A $20,000 per night viewing experience for games
Dubai’s income does not only come from hotel stays and restaurants. Visitors to the emirate can rent superyachts costing tens of thousands of dollars per night to watch matches as they cruise the Persian Gulf.
Xclusive Yachts, the UAE’s largest private charter yacht company, offers its most lavish experience at sea for $20,000 per night on a tri-deck superyacht complete with a skydeck, onboard bar, sky lounge, five cabins and a chef with a Michelin star serving gourmet meals.
“We expect a more than 300% [rise] in yacht bookings in November and December mainly due to visitors for the World Cup and Qatar who are also looking for leisure activities in Dubai,” general manager Amit Patel told Doha News in October.
Akbar al-Baker (3rd-L), Qatar’s Tourism Minister and CEO of Qatar Airways, gives a press conference on the preparations for the Qatar 2022 FIFA World Cup, in the capital Doha on May 26, 2022, accompanied by Oman Air CEO Abdulaziz al -Raisi, Ghaith al-Ghaith, CEO of flydubai, and Captain Ibrahim Koshy, CEO of Saudi Arabian Airlines (SAUDIA).
Karim Jaafar | Afp | Getty Images
Air traffic is also skyrocketing – Dubai Airports announced in mid-November that as many as 120 shuttle flights will fly in and out of Dubai World Central airport each day between the tournament start and end dates of November 20 and December 18.
And on Monday, Flydubai CEO Ghaith Al Ghaith said nearly all of the airline’s shuttle flights to Doha on match day were at full capacity.
“This is a pattern that looks set to continue in the coming days and weeks,” Al Ghaith said.
Flydubai and Qatar Airways will jointly operate the match day shuttle between DWC and Doha.

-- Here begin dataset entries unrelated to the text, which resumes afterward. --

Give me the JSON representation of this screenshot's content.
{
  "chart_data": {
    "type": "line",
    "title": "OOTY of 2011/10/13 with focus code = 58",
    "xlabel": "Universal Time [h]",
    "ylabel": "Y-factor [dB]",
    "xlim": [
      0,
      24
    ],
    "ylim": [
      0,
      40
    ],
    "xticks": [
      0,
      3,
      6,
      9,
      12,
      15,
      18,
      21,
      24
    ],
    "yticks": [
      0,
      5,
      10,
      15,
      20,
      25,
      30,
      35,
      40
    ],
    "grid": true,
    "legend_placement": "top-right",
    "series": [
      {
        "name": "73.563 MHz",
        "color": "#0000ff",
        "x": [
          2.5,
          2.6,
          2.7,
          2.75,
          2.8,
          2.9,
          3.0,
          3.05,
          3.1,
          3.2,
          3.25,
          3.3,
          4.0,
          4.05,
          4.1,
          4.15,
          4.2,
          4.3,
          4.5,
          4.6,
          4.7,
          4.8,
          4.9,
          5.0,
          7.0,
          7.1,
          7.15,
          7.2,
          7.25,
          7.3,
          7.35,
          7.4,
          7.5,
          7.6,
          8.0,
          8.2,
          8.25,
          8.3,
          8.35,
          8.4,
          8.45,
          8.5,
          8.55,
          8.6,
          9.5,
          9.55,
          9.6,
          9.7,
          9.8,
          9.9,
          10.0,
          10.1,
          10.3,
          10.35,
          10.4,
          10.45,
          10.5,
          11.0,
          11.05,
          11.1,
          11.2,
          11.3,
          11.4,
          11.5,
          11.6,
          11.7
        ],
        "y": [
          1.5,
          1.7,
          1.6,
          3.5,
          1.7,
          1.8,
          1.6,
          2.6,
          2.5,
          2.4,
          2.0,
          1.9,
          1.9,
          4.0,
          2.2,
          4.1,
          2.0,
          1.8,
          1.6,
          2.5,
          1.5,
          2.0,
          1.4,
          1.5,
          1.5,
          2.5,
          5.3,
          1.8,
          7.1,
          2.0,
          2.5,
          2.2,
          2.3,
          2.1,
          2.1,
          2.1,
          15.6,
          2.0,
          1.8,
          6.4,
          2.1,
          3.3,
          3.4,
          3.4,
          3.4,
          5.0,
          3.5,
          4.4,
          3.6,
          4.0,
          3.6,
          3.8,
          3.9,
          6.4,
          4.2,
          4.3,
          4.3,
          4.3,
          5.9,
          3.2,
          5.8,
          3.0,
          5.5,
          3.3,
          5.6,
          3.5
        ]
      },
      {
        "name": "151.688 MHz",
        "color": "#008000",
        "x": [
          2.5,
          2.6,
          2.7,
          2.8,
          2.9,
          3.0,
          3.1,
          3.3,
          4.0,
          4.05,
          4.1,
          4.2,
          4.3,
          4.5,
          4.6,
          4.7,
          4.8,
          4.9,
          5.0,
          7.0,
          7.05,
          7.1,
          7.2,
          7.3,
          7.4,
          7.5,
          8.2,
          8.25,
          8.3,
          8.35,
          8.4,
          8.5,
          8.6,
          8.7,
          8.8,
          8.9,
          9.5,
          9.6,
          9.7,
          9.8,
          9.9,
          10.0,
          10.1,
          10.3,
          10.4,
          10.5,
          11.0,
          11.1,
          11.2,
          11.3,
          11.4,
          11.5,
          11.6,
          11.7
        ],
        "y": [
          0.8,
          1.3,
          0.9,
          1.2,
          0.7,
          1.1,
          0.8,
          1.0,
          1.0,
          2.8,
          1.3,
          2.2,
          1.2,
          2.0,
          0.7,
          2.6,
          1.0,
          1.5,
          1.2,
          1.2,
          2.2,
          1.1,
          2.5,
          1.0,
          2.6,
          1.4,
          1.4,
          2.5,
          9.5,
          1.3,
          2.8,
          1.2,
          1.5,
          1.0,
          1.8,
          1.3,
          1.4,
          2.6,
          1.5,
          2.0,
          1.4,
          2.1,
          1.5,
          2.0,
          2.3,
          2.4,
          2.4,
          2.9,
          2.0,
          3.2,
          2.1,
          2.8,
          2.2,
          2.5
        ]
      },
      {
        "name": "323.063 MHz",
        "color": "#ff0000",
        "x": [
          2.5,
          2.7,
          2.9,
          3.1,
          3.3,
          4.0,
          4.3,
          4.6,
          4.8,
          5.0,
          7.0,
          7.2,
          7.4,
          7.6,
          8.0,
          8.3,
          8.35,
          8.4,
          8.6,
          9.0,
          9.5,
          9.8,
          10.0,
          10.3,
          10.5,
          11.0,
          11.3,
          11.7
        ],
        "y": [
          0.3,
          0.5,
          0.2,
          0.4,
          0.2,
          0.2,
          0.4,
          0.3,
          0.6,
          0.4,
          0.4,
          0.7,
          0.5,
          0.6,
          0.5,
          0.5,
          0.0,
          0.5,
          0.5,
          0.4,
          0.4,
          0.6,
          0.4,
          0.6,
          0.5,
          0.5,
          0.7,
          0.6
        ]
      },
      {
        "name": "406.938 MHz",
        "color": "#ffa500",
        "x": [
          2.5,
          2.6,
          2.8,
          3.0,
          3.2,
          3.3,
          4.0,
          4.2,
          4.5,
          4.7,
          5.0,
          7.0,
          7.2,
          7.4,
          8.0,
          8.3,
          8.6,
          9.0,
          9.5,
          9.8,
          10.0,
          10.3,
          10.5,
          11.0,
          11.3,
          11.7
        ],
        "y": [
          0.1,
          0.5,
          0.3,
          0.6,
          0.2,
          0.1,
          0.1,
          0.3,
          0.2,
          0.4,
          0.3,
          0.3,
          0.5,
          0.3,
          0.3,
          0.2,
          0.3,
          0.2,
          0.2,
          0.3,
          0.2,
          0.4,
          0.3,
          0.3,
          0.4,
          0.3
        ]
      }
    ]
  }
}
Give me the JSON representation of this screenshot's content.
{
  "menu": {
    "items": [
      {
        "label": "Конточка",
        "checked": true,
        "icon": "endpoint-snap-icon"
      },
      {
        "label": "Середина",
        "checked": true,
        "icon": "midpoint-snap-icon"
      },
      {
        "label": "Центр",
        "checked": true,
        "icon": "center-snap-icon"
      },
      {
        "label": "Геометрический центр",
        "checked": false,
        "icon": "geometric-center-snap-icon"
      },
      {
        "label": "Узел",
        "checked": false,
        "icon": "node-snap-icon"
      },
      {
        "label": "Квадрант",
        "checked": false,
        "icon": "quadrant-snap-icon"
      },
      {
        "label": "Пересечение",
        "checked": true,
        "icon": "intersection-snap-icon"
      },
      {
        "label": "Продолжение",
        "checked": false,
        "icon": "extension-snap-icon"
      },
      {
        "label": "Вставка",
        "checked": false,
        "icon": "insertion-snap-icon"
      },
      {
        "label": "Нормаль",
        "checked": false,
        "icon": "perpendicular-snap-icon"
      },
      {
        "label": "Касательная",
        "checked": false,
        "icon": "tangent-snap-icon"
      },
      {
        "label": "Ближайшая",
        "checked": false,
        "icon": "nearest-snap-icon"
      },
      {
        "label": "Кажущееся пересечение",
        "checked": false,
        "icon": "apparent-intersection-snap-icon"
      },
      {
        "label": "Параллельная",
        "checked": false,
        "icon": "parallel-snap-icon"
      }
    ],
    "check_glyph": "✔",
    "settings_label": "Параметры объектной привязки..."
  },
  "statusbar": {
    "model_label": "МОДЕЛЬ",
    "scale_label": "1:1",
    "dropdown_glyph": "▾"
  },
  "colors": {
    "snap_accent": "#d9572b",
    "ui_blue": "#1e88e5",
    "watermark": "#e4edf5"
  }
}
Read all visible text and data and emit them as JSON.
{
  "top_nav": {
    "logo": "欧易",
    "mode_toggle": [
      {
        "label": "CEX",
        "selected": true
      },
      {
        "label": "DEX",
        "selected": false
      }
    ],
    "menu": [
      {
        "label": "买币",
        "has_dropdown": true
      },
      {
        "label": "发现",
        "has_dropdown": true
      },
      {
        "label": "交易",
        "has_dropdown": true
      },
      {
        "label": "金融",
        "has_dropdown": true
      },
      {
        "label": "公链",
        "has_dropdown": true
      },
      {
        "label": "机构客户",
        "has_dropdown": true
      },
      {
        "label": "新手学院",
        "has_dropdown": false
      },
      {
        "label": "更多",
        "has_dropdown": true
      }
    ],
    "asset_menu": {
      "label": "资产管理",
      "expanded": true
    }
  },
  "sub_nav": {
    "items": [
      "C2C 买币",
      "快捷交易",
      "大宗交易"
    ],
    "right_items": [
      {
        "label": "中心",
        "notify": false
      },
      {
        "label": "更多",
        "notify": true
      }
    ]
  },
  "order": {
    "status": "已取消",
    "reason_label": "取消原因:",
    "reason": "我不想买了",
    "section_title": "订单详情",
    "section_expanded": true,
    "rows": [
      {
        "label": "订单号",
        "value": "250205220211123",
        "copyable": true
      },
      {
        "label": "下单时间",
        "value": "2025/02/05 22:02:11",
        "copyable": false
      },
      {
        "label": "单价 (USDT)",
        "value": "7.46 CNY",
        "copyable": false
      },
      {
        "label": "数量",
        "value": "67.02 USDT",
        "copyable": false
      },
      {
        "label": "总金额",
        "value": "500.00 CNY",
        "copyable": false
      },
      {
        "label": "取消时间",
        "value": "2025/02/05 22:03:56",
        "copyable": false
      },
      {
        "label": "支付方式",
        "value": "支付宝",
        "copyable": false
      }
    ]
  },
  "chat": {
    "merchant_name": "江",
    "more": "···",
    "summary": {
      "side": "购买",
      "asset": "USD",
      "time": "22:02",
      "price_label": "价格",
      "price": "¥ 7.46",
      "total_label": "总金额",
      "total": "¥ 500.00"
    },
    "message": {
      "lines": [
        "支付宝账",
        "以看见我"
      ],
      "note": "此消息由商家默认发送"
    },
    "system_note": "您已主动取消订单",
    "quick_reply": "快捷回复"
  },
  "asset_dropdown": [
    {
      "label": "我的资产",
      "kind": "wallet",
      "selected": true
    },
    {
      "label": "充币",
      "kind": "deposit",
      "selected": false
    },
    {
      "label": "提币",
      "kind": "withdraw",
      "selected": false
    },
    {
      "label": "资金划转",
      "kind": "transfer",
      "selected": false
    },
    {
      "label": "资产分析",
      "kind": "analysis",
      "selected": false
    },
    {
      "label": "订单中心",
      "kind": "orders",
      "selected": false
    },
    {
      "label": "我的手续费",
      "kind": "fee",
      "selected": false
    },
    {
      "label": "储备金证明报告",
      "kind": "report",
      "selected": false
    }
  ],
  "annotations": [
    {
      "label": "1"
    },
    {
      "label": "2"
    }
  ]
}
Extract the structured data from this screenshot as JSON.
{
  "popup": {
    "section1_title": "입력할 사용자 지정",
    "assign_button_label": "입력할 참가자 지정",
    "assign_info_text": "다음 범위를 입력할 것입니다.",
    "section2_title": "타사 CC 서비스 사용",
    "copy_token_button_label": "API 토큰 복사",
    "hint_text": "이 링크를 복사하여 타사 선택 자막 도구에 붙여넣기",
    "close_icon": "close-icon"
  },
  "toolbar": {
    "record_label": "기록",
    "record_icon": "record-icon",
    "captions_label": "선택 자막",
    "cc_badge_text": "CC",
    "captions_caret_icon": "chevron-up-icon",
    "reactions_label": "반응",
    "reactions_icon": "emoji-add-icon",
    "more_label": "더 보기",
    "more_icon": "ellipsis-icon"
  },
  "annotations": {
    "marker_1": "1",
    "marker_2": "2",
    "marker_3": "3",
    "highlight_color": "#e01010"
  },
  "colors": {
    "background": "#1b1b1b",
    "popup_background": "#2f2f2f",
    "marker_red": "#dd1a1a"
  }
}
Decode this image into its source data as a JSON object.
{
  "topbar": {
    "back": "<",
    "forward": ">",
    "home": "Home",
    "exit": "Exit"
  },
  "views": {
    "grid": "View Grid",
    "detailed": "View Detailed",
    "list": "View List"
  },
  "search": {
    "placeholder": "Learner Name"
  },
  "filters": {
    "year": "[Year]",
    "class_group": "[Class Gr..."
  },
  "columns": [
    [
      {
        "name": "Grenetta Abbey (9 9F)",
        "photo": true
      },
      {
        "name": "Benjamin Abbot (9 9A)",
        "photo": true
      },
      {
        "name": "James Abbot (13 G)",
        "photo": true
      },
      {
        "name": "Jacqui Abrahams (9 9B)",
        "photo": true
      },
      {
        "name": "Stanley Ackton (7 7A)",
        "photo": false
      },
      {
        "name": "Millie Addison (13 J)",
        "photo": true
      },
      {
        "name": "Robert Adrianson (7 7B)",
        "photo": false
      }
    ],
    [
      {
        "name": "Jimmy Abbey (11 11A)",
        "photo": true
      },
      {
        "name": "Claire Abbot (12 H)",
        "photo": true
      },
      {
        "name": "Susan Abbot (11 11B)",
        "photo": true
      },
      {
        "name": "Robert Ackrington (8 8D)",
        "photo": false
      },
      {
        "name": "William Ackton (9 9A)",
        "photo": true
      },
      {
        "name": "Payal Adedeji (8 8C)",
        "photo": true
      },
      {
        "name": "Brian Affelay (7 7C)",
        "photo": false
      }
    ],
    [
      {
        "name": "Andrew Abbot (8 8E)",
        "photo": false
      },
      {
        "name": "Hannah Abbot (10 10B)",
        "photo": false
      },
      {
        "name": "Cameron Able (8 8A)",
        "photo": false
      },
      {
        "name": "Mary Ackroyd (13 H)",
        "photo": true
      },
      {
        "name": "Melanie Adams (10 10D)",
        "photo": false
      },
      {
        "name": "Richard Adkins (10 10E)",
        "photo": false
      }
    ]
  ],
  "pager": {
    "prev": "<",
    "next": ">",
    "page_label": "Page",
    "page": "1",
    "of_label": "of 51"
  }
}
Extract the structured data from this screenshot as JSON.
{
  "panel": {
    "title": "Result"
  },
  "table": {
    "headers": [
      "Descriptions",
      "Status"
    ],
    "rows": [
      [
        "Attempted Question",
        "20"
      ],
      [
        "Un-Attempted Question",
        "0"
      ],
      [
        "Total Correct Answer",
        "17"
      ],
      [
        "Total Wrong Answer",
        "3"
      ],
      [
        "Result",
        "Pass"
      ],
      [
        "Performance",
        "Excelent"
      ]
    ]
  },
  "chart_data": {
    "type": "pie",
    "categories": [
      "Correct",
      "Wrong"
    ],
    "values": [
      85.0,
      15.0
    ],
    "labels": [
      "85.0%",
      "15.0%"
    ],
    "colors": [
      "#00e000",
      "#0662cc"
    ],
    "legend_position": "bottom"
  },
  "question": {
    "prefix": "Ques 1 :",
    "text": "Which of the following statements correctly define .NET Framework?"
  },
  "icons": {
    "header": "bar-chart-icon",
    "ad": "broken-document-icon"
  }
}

With the addition of flights from Dubai’s main airport, Dubai International (DXB), travelers can take a flight every 30 to 50 minutes.
Demand for private jets is on the rise
But like everything in Dubai, there’s a luxury option if you’ve got the cash to spare: private jet charters have boomed, and some fans are willing to pay eye-watering sums to get to matches.
“We are definitely seeing a big increase in traffic between Dubai and Doha in the coming month,” Oleg Kafarov, portfolio development and communications director at Dubai-based private charter jet company Jetex, told CNBC.
Jetex offers two packages: a full private jet service priced at 240,000 UAE dirhams ($65,340) for up to 10 passengers, or individual seats priced at 29,000 dirhams ($7,895) each. The flight time between Dubai and Doha is approximately one hour.
The company has even decked out its VIP terminal at DWC airport like a World Cup fan zone, with a five-a-side football pitch and other themed decorations.
Despite the high prices, the demand for private flights is significantly higher than around this time last year, charter companies report, although the figures differ from airline to airline.
Ian Moore, chief commercial officer of private charter company VistaJet, says more than 70 of its executive jet flights to Qatar for competitions have already been booked.
“Obviously there are people waiting to see if their favorite team gets through the qualifying rounds,” Moore told Gulf News.
“We strongly encourage our customers to book with us as early as possible, even with a private jet. Given the restrictions and the number of flights Doha expects, you need to be well organized and structured.”